Chirag Shah
Dr. Chirag Shah

Emerging as this year’s winner from a very strong field of nominations we are pleased to announce that the Microsoft BCS/BCS IRSG Karen Spärck Jones Award 2019 is to be awarded to:

Dr. Chirag Shah

Associate Professor in the Information School (iSchool) at the University of Washington

Task-Based Intelligent Retrieval and Recommendation

While the act of looking for information happens within a context of a task from the user side, most search and recommendation systems focus on user actions (‘what’), ignoring the nature of the task that covers the process (‘how’) and user intent (‘why’). For long, scholars have argued that IR systems should help users accomplish their tasks and not just fulfill a search request. But just as keywords have been good enough approximators for information need, satisfying a set of search requests has been deemed to be good enough to address the task. However, with changing user behaviors and search modalities, specifically found in conversational interfaces, the challenge and opportunity to focus on task have become critically important and central to IR. In this talk, I will discuss some of the key ideas and recent works — both theoretical and empirical — to study and support aspects of task. I will show how we could derive user’s search path or strategy and intentions, and how they could be instrumental in not only creating more personalized search and recommendation solutions, but also solving problems not possible otherwise. Finally, I will extend this to the realm of intelligent assistants with our recent work in a new area called Information Fostering, where our knowledge of the user and the task can help us address another classical problem in IR — people don’t know what they don’t know.

Short bio

Chirag Shah is an Associate Professor in Information School (iSchool) at University of Washington (UW) in Seattle. Before UW, he was a faculty at Rutgers University. His research interests include studies of interactive information retrieval/seeking, trying to understand the task a person is doing and providing proactive recommendations. Dr. Shah received his MS in Computer Science from University of Massachusetts (UMass) at Amherst, and PhD in Information Science from University of North Carolina (UNC) at Chapel Hill.

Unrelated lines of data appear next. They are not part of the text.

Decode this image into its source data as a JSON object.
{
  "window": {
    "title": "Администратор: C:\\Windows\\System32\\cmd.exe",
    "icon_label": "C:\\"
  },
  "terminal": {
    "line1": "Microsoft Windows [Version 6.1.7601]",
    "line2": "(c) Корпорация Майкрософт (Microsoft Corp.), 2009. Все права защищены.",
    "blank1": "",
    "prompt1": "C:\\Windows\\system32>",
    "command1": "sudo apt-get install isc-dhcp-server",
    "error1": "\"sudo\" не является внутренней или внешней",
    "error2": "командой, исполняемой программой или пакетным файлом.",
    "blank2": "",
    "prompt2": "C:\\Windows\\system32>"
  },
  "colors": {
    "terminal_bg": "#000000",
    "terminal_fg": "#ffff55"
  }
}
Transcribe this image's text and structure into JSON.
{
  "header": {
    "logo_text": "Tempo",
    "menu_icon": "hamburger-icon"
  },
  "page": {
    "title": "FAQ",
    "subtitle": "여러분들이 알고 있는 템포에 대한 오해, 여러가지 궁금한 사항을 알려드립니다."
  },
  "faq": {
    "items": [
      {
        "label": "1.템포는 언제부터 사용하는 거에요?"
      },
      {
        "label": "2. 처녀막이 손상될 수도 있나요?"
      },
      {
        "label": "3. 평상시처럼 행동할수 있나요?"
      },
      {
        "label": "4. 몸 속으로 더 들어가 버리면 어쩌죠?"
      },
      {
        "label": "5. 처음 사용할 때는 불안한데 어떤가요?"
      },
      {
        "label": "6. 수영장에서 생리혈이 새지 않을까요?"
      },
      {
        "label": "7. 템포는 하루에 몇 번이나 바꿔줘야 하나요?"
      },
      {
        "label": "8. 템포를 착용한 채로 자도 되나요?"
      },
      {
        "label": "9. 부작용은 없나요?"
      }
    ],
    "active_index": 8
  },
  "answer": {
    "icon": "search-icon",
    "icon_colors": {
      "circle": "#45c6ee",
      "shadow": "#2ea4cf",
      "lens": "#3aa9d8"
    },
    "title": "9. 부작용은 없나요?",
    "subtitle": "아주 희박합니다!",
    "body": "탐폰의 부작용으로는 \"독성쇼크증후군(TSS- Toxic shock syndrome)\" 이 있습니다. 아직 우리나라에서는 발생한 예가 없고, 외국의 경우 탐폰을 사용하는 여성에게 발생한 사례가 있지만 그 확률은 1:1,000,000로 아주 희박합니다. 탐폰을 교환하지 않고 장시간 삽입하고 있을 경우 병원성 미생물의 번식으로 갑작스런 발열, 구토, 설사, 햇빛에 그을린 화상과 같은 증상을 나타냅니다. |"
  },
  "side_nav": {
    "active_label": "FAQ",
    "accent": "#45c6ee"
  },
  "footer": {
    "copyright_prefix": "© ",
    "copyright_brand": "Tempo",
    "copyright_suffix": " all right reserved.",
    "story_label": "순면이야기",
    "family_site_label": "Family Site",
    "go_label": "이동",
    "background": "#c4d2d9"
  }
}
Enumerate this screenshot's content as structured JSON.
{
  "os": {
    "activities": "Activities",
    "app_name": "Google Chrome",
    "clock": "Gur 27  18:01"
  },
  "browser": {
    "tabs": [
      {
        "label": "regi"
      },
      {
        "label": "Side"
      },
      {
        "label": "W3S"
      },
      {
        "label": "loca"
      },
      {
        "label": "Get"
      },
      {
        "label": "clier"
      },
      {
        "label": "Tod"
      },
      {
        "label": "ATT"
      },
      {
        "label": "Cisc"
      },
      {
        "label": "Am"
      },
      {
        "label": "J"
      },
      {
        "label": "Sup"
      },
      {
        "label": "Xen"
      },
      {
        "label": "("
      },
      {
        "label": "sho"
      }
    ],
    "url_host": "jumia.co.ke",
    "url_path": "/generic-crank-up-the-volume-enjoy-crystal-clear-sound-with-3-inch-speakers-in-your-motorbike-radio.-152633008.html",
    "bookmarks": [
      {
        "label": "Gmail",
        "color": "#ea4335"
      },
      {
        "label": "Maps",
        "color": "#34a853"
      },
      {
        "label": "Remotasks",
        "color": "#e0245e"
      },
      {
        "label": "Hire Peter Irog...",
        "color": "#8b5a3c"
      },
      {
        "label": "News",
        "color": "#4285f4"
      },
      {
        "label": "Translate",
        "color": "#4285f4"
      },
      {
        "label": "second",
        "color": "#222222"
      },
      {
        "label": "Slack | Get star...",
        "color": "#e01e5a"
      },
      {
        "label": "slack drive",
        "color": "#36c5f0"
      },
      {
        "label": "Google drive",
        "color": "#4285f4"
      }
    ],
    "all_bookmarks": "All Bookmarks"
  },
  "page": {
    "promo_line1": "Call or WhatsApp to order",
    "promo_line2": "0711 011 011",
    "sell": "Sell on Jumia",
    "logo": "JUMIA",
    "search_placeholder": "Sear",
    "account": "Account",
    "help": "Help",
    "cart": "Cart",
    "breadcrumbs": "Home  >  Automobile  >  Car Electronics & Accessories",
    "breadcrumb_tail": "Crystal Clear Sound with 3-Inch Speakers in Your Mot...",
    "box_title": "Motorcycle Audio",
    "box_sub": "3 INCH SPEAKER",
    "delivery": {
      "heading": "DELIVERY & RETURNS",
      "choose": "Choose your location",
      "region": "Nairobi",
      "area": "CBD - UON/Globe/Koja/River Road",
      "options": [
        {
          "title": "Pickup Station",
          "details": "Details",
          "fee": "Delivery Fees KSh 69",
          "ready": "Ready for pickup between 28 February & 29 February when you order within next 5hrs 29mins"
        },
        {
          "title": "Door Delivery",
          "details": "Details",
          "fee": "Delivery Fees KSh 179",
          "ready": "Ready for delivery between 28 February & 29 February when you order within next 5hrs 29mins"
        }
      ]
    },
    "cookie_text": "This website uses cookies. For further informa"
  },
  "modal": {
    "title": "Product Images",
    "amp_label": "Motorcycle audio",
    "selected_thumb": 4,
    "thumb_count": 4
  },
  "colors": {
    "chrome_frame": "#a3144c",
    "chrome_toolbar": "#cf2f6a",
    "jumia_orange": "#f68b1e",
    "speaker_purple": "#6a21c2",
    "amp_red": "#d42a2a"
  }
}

He directs the InfoSeeking Lab where he investigates issues related to information seeking, human-computer interaction (HCI), and fairness in machine learning, supported by grants from National Science Foundation (NSF), National Institute of Health (NIH), Institute of Museum and Library Services (IMLS), Amazon, Google, and Yahoo.